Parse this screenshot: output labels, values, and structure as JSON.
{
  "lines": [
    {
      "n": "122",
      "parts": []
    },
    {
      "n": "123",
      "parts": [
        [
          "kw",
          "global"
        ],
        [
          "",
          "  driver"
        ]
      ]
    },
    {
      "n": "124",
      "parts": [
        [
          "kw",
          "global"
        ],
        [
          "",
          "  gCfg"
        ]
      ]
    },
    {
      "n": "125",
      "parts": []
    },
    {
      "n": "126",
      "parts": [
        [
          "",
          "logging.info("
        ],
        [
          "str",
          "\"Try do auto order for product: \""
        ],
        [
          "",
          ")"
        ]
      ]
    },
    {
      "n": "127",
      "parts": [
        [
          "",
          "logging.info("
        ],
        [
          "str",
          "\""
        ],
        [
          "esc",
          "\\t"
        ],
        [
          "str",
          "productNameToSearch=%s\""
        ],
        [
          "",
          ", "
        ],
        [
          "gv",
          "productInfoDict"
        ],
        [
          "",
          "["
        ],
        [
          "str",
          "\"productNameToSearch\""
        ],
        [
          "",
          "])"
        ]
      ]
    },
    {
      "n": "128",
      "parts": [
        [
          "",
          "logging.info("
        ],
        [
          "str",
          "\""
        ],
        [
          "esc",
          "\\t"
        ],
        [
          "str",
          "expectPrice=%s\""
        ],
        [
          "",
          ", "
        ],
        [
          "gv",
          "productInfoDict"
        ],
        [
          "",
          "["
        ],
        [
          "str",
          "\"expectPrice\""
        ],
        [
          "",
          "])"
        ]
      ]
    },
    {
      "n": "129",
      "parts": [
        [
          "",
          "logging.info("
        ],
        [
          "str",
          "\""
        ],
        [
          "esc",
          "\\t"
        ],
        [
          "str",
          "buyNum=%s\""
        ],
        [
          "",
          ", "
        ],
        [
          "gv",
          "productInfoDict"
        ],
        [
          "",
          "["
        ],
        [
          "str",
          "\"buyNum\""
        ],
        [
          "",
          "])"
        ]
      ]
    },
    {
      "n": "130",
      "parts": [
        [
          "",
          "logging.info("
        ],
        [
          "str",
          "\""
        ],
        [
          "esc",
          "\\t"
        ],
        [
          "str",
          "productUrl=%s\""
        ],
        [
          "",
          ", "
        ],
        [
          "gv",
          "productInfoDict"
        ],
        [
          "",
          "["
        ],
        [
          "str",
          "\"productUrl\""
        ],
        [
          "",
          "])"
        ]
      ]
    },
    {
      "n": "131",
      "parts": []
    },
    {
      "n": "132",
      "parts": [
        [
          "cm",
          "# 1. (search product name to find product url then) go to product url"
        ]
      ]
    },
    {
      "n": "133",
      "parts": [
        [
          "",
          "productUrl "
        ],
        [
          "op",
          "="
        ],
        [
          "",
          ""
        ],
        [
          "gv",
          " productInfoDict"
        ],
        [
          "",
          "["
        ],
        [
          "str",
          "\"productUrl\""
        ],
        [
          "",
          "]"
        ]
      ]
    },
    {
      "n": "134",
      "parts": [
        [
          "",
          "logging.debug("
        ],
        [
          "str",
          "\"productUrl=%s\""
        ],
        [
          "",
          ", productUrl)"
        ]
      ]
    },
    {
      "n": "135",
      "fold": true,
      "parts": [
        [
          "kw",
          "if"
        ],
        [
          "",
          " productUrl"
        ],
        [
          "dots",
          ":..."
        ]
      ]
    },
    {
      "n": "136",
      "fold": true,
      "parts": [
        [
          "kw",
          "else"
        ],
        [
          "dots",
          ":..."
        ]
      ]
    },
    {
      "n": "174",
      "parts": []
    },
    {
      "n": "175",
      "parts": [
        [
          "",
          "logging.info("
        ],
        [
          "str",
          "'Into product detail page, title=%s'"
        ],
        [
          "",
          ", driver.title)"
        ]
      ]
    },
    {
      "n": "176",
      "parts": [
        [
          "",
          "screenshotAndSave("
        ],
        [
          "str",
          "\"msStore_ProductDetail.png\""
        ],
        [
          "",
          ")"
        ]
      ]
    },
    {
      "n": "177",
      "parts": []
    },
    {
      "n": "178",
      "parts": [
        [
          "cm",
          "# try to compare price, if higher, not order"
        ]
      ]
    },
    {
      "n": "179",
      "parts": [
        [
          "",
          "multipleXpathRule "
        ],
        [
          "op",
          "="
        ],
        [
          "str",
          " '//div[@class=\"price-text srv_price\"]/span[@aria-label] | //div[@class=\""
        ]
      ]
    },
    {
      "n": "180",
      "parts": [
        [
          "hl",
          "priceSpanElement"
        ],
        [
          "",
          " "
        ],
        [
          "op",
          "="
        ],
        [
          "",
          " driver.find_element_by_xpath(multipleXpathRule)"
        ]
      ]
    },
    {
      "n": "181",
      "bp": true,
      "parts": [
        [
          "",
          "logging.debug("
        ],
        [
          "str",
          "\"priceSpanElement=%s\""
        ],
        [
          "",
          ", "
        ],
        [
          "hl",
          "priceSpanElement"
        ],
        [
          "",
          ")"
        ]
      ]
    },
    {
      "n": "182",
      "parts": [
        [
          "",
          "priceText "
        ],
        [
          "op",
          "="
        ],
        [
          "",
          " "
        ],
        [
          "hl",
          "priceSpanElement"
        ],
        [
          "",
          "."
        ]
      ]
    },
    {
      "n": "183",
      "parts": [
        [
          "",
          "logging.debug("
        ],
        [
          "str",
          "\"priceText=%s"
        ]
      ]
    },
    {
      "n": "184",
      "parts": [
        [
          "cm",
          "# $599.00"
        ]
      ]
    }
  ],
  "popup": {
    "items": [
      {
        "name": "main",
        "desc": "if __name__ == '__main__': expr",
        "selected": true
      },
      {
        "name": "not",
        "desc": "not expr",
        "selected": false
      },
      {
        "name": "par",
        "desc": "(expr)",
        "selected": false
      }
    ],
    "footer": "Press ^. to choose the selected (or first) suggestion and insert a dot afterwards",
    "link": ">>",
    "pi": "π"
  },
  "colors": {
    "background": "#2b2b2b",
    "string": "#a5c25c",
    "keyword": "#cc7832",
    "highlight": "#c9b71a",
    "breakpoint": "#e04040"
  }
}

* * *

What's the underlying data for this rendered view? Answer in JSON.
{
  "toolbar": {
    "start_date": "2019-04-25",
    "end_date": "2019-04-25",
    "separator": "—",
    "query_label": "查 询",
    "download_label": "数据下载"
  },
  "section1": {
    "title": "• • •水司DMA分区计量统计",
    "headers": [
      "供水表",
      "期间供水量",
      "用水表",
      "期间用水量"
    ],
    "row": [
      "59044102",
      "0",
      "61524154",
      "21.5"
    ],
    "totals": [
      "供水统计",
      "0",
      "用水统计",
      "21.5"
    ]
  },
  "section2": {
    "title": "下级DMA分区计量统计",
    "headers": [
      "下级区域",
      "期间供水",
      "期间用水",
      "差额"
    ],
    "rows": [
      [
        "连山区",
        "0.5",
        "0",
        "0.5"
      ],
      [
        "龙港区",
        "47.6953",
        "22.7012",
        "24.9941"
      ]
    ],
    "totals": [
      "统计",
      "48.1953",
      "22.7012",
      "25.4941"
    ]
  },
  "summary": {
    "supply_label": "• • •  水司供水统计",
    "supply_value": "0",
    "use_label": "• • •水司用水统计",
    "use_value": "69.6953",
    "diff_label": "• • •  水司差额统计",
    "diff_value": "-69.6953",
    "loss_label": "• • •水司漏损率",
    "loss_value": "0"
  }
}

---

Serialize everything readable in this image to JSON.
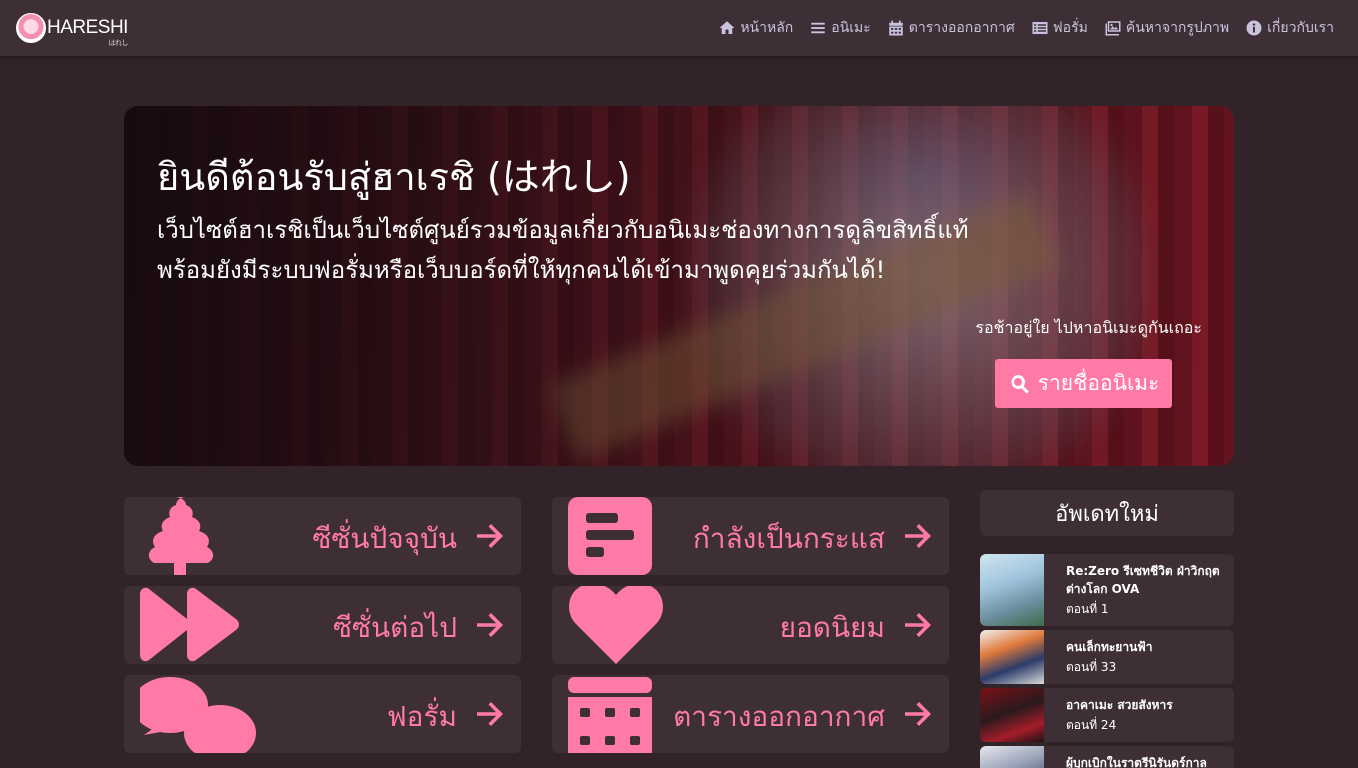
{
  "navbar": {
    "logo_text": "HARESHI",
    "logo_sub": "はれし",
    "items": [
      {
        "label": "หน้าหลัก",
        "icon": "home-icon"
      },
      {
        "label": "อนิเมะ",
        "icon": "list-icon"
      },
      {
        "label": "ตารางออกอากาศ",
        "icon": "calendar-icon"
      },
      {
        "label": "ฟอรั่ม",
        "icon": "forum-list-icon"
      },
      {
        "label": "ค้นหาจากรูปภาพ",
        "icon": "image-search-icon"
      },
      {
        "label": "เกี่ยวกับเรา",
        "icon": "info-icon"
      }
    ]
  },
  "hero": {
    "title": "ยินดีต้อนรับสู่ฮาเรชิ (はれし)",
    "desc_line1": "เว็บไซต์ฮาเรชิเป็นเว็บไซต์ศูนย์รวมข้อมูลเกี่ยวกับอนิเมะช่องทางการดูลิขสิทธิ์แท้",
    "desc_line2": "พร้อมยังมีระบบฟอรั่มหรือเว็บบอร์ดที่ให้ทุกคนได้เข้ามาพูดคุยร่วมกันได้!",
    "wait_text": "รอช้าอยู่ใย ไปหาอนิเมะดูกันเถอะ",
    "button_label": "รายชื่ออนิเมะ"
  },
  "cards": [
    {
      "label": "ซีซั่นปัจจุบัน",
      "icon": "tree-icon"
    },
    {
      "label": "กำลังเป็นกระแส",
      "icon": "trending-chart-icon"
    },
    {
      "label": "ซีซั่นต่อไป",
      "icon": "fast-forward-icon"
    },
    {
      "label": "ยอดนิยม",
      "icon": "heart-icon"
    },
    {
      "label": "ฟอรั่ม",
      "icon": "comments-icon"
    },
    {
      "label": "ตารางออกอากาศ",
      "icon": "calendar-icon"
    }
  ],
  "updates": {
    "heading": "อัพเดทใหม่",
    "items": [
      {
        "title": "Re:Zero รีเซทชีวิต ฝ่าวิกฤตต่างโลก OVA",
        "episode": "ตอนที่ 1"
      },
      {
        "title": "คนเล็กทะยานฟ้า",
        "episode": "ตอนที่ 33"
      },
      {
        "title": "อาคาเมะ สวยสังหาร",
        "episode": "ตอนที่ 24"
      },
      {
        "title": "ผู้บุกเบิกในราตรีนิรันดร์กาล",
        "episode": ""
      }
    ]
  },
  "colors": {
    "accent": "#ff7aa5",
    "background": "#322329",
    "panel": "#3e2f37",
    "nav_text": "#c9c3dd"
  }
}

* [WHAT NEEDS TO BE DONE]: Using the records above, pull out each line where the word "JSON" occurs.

* [SOLVED PROBLEM]:
Parse this screenshot: output labels, values, and structure as JSON.
What's the underlying data for this rendered view? Answer in JSON.
Serialize everything readable in this image to JSON.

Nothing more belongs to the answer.